Offered here is a Vintage 1992 Outlaw Cook by JOHN THORNE with MATT LEWIS THORNE Hardcover . All items from smoke free homes. Combined shipping on additional books is . 5 each additional

Offered here is a Vintage 1992 Outlaw Cook by JOHN THORNE with MATT LEWIS THORNE Hardcover Cookbook SIGNED by Author, but personalized. Please see pics to further assist you in determining condition. I ship very fast, same. 5 each additional. thank you. If you are purchasing furniture, you can pick it up at my location or you may find your own shipper and I will work out times and dates with you and the shipper. You are responsible for all shipping costs.

Both Fisher and Thorne are engaging, witty writers-but Thorne's wit has a harder edge

Both Fisher and Thorne are engaging, witty writers-but Thorne's wit has a harder edge. Though he flaunts a cavalier disdain for recipes and says he's not a good cook, Thorne makes a point of understanding what goes on under the lid, and he can be dead serious about procedure: Here, he discourses extensively on making bread in a wood-fired oven and without commercial yeast packets, then ends the section not with recipes but with a bibliography. Both substantive and refreshingly quirky: Thorne's food- writing can feed your head and clear it of the prevailing burble.

Talk about Outlaw Cook


elektron
I am a devotee of food writing not cookbooks. John Thorne is right up there with Jim Harrison's writings on food. I have just finished a second book and blanking on the name something like Mouth Wide Open. John writes with humor, irreverence, love and inspiration. I love the historical details and how John and Matt arrive at their versions of dishes. I love cooking and use recipes but always have to improvise some either because I lack a specific ingredient or just want to add something. For people who enjoy food (I hate the term "foodies") and reading about food-this is a book for you.
Whitemaster
Thorne's approach is write about a topic, show some recepies, and then discuss some sources. He tends to avoid anything complex - ingredients and techniques are simple enough that they feel like they done by anyone who wants to move beyond the microwave.

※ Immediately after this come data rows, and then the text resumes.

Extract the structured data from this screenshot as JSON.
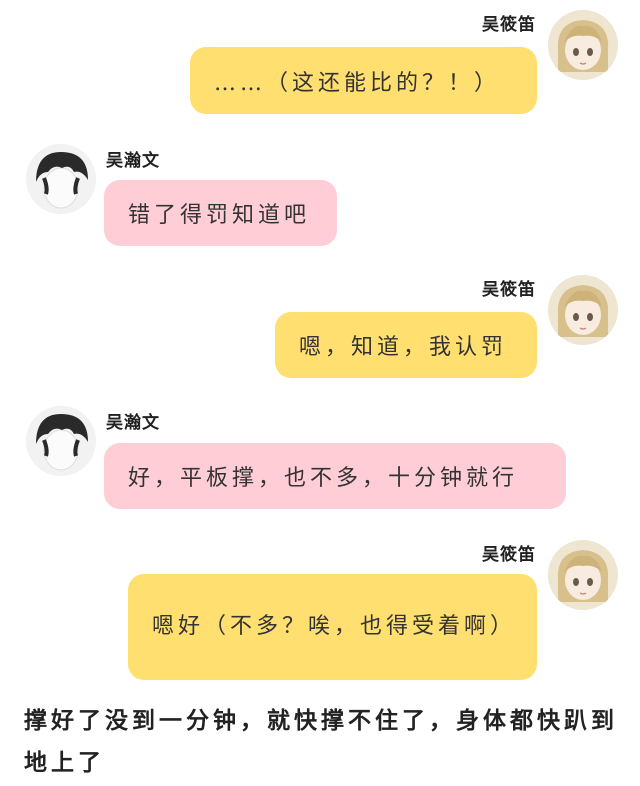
{
  "speakers": {
    "girl": "吴筱笛",
    "boy": "吴瀚文"
  },
  "messages": [
    {
      "speaker": "吴筱笛",
      "side": "right",
      "color": "yellow",
      "text": "……（这还能比的？！）"
    },
    {
      "speaker": "吴瀚文",
      "side": "left",
      "color": "pink",
      "text": "错了得罚知道吧"
    },
    {
      "speaker": "吴筱笛",
      "side": "right",
      "color": "yellow",
      "text": "嗯，知道，我认罚"
    },
    {
      "speaker": "吴瀚文",
      "side": "left",
      "color": "pink",
      "text": "好，平板撑，也不多，十分钟就行"
    },
    {
      "speaker": "吴筱笛",
      "side": "right",
      "color": "yellow",
      "text": "嗯好（不多？唉，也得受着啊）"
    }
  ],
  "narration": "撑好了没到一分钟，就快撑不住了，身体都快趴到地上了",
  "colors": {
    "yellow_bubble": "#ffdf70",
    "pink_bubble": "#ffcdd6"
  },
  "icons": {
    "girl_avatar": "anime-girl-avatar",
    "boy_avatar": "dark-hair-boy-avatar"
  }
}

In addition, he discusses his reasons for how the recipes came about and the things he tried that did _NOT_ work. Knowing what not to can be just as important as knowing what to do.

An excellent first book for anyone who wants to think about what they are trying to cook.
Olma
What a great book. The stories keep you coming back. I read it one recipe at a time and it read like chapters. The author just has a talent for words and his tales really draw you in to the recipes he lays out in each story. I want to cook everything in this book!
Lianeni
Beautiful and timeless food writing
Lbe
One very good cook book.
Kirimath
LOVE JOHN THORNE - ITS THE COOK!!! not the kitchen!!
INwhite
This book is a great collection of essays which any culinary enthusiast will appreciate. I decided to but this book after reading a recommendation by Alton Brown, once again Alton has not lead me astray. This book is worth buying even if the only chapter you read is "The Baker's Apprentice." This chapter inspired me to try creating my own sourdough starter and homemade artisinal bread. The results have been extraordinary and that praise comes from a man who often passes on bread before dinner. After this book and making my own simple artisinal sourdough I find it even harder to enjoy bread. The vast majority of bread you eat relies to heavily on additives and most breads I find incredibly lacking in true depth of flavor. I realize this review only focused on one chapter... but that one chapter has been more valuable than most whole cookbooks I have read.
This is one of the best cooking books that I have read.
The thing I have noticed is that it reads a lot like a novel, and I catch myself quite often getting caught up in it and losing track of time.